Segment Start: Supplied records
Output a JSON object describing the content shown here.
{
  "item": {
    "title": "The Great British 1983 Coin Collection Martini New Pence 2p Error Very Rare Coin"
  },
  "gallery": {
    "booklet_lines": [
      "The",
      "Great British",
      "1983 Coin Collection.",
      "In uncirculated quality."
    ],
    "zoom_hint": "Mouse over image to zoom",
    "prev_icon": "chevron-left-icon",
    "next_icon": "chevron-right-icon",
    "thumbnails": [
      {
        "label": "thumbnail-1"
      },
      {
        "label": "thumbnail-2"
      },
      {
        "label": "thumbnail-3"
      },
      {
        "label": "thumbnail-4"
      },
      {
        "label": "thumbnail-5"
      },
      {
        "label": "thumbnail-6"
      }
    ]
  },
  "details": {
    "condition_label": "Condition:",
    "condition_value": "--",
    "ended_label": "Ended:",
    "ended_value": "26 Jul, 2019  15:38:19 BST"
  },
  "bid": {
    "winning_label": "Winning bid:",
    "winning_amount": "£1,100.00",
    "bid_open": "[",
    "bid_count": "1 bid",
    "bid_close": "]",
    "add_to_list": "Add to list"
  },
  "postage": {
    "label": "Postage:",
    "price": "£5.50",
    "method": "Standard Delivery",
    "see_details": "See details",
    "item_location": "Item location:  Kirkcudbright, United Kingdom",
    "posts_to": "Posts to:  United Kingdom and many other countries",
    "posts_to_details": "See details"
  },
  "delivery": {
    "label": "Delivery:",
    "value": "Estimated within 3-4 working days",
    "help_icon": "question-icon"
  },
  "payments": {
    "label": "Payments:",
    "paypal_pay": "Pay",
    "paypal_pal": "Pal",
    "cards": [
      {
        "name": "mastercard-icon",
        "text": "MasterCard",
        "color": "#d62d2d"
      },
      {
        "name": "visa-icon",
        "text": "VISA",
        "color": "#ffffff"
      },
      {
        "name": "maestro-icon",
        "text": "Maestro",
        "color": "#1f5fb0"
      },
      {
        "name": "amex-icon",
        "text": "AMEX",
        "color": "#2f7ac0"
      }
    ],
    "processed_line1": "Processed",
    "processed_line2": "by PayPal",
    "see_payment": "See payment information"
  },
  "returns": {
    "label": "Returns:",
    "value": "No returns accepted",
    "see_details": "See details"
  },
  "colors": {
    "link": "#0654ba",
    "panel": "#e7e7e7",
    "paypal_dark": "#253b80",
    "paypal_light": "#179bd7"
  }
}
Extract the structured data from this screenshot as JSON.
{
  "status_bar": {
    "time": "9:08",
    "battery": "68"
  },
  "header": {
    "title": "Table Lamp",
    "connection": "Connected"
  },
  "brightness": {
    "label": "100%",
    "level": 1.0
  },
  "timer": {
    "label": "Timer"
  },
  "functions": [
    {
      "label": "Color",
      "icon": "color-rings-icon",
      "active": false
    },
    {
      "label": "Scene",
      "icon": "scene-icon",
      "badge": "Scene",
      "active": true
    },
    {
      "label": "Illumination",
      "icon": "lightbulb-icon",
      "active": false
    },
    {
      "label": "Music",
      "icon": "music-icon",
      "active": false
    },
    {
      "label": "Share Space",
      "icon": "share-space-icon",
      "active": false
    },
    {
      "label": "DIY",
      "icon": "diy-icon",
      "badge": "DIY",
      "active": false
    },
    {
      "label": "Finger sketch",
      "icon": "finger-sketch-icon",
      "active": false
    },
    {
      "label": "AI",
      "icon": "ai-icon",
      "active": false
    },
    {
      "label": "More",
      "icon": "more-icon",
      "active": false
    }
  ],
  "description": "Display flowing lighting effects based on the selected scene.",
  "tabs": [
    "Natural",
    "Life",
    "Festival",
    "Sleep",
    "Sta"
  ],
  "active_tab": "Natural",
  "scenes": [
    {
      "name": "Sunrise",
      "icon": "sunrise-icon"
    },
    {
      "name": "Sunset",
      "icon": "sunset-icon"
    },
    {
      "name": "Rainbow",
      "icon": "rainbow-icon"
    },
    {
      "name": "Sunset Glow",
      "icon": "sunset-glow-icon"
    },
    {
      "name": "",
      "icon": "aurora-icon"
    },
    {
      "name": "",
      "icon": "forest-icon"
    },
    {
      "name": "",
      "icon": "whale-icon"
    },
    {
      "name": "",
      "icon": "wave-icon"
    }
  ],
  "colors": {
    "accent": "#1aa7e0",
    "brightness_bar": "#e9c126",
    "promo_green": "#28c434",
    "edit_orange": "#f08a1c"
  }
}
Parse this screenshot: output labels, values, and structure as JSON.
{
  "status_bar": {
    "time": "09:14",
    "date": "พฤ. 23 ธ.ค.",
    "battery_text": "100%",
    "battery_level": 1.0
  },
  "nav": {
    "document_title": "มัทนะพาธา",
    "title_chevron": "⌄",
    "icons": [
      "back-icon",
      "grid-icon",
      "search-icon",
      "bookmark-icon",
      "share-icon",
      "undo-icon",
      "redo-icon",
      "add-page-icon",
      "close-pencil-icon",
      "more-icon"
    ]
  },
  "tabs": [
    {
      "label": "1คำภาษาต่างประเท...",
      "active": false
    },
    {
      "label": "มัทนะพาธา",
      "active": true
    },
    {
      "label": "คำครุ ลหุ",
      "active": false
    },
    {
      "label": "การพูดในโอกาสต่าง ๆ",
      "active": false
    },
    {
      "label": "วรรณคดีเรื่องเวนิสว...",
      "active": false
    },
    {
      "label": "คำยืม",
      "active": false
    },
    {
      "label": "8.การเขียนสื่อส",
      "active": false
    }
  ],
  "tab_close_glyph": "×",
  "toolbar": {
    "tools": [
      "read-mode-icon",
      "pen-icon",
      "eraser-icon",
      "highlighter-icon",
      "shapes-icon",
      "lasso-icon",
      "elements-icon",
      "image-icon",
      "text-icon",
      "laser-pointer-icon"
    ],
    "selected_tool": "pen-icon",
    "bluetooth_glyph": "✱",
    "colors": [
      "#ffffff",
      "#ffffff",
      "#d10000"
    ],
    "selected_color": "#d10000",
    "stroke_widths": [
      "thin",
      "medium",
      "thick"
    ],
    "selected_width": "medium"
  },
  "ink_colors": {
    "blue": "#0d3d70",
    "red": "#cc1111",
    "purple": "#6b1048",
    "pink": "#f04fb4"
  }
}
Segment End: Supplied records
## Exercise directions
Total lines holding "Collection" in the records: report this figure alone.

## Written response
2